[2] Mühlenbein, H., & Paass, G. (1996). From recombination of genes to the estimation of distributions I. Binary parameters. In Parallel Problem Solving from Nature—PPSN IV: International Conference on Evolutionary Computation—The 4th International Conference on Parallel Problem Solving from Nature Berlin, Germany, September 22–26, 1996 Proceedings 4 (pp. 178-187). Springer Berlin Heidelberg.

[3] Mühlenbein, H., Bendisch, J., & Voigt, H. M. (1996). From recombination of genes to the estimation of distributions II. Continuous parameters.
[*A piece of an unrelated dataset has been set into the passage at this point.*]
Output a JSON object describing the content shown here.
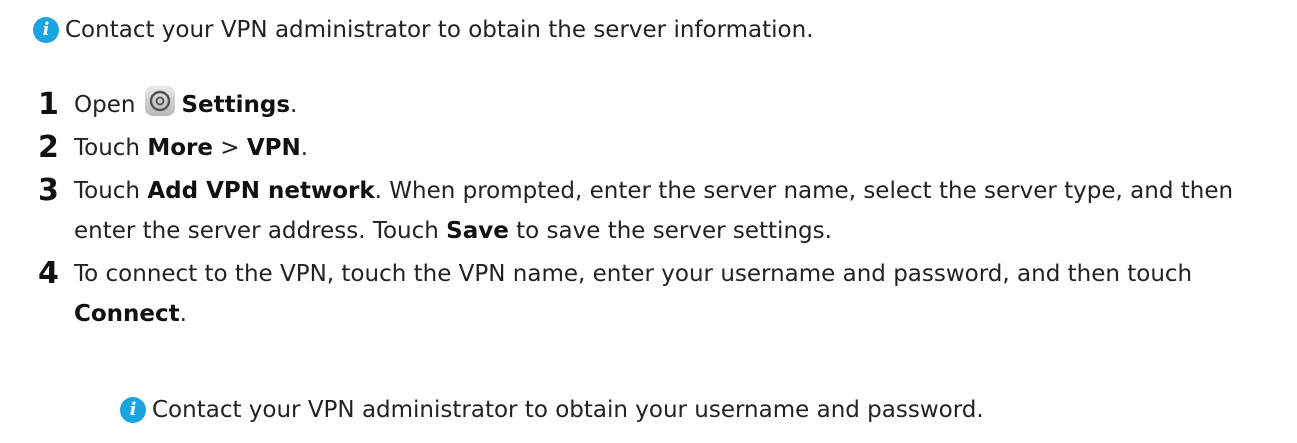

In Parallel Problem Solving from Nature—PPSN IV: International Conference on Evolutionary Computation—The 4th International Conference on Parallel Problem Solving from Nature Berlin, Germany, September 22–26, 1996 Proceedings 4 (pp. 188-197). Springer Berlin Heidelberg.

[4] Luo, N., & Qian, F. (2009, August). Evolutionary algorithm using kernel density estimation model in continuous domain. In 2009 7th Asian Control Conference (pp. 1526-1531). IEEE.

[5] Larranaga, P. (2000). Optimization in continuous domains by learning and simulation of Gaussian networks. In Proc. of the 2000 Genetic and Evolutionary Computation Conference Workshop Program.

[6] Soloviev, V. P., Larrañaga, P., & Bielza, C. (2022). Estimation of distribution algorithms using Gaussian Bayesian networks to solve industrial optimization problems constrained by environment variables. Journal of Combinatorial Optimization, 44(2), 1077-1098.

[7] Soloviev, Vicente P.& Bielza, Concha & Larrañaga, Pedro (2023). Semiparametric Estimation of Distribution Algorithms for continuous optimization. IEEE Transactions on Evolutionary Computation.

[8] Martin Pelikan, David E. Goldberg, and Erick Cantú-Paz (1999). BOA: the Bayesian optimization algorithm. In Proc. of the Genetic and Evolutionary Computation Congress (pp. 525–532).

[9] Sebag, M., & Ducoulombier, A. (1998, September). Extending population-based incremental learning to continuous search spaces. In International Conference on Parallel Problem Solving from Nature (pp. 418-427). Springer.